InTrans / Aug 14, 2018
Guide for minimizing the effect of preservative-treated wood on sensitive environments
Preservative-treated wood is often used for construction of

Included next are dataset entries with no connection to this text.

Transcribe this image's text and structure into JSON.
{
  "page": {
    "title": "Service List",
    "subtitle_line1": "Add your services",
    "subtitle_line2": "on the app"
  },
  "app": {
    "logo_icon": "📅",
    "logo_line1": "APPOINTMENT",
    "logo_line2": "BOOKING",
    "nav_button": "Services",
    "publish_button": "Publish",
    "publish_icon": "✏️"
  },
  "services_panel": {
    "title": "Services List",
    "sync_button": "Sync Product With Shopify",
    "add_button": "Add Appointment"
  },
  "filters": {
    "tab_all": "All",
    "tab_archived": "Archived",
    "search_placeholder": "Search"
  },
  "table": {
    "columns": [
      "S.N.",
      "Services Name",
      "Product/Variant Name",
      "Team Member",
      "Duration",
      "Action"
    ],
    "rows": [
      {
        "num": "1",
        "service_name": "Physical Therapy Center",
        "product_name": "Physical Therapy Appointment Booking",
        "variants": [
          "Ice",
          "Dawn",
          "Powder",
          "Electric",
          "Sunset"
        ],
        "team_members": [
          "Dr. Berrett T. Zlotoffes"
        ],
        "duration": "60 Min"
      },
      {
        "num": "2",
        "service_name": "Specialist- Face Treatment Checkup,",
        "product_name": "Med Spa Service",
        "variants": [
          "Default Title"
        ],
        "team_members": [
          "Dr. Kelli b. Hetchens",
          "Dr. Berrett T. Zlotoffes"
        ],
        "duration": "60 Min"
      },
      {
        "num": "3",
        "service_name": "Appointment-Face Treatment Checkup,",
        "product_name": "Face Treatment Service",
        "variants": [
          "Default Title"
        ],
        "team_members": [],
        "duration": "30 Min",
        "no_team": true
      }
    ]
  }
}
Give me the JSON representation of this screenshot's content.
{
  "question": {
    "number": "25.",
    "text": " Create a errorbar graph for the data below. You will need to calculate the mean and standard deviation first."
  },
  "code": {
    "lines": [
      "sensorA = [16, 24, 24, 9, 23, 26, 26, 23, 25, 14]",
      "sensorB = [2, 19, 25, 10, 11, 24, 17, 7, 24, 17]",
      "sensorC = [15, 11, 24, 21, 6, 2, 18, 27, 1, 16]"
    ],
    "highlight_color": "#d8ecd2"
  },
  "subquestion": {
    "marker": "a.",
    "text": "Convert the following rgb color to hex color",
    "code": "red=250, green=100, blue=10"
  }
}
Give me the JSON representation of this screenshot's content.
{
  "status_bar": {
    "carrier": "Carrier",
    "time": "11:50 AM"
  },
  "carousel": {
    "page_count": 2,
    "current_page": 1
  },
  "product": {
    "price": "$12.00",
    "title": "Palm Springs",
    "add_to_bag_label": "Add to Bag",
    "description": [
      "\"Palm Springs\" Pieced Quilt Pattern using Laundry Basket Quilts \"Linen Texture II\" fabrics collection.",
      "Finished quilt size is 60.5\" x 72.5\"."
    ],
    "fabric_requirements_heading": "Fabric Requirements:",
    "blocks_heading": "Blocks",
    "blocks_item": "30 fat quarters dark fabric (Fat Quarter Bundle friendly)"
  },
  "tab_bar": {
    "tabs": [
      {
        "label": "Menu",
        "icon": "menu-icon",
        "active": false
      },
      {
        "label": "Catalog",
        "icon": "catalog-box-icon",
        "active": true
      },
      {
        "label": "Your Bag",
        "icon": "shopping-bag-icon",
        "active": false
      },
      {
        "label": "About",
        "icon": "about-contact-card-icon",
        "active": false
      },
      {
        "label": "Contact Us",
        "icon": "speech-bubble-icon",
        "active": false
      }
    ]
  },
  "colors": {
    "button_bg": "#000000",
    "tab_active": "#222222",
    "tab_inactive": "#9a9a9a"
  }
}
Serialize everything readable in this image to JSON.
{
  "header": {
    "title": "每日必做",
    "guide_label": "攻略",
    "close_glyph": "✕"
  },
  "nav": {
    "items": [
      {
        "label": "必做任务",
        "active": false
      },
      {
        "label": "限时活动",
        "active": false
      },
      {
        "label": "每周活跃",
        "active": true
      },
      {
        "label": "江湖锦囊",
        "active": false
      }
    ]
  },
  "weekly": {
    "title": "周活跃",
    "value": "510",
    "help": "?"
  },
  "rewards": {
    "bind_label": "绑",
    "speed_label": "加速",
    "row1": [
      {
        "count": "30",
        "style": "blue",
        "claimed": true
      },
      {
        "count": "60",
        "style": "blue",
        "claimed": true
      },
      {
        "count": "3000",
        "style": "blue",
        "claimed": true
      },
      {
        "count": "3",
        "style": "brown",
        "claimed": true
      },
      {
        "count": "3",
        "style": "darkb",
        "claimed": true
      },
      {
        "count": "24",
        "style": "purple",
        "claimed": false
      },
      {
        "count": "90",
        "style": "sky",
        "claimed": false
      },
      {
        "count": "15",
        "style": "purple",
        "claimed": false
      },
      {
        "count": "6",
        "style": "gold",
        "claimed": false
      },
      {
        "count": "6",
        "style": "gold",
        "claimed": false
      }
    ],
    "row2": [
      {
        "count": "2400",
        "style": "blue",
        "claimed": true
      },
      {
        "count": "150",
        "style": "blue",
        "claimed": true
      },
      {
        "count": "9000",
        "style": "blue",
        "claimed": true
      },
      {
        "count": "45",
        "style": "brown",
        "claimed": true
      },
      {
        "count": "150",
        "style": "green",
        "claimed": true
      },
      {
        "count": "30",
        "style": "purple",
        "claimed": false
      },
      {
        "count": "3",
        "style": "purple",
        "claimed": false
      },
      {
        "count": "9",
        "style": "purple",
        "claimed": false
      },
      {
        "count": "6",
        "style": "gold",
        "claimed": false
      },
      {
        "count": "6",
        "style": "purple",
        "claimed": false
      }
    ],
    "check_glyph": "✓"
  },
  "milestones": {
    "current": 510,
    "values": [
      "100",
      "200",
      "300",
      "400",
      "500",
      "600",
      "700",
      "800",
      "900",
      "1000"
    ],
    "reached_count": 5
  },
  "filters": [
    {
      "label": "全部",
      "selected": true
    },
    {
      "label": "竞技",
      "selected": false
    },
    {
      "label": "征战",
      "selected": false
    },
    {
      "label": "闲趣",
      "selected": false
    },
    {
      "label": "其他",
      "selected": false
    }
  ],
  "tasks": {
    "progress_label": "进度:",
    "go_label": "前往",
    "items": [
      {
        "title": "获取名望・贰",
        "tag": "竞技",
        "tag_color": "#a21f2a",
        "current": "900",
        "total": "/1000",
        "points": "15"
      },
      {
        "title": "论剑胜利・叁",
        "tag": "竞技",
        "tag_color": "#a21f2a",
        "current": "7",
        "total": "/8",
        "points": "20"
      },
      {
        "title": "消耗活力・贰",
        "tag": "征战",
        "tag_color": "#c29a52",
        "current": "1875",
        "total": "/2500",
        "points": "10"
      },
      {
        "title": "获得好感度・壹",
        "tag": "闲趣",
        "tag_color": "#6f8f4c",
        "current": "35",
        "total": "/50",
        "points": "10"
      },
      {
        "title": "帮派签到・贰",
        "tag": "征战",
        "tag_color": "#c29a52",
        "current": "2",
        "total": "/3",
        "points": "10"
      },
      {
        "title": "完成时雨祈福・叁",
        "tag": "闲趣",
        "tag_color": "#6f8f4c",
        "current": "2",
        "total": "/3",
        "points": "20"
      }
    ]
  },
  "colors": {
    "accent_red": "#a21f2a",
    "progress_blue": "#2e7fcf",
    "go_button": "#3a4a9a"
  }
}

highway and foot bridges, wetland boardwalks, and other structures in or over water or sensitive environments. In these applications it is important that release of preservative from the wood into the environment is minimized. This publication addresses this concern by describing the various types of pressure-treated wood, reviewing recent research on the environmental impacts of pressure-treated wood, and discussing methods of minimizing potential environmental impacts. Recent research indicates that wood treated with these preservatives does release small amounts of chemical into the environment immediately adjacent to the treated structure, although no adverse biological impacts were observed. Environmental releases from treated wood can be minimized with appropriate treatment practices. These practices include fabricating members before treatment and specifying that the wood be treated using methods that ensure chemical fixation and prevent the formation of surface residues or bleeding. Guidance to specifying such treating practices are offered in this report and in sources such as the Best Management Practices developed by the Western Wood PreserversÛª Institute. Also, responsible construction practices such as storage of treated wood under cover and containment and collection of construction residue can further reduce the possibility of negative environmental impacts. As with any other construction material, careful specification and responsible use of treated wood will optimize its performance.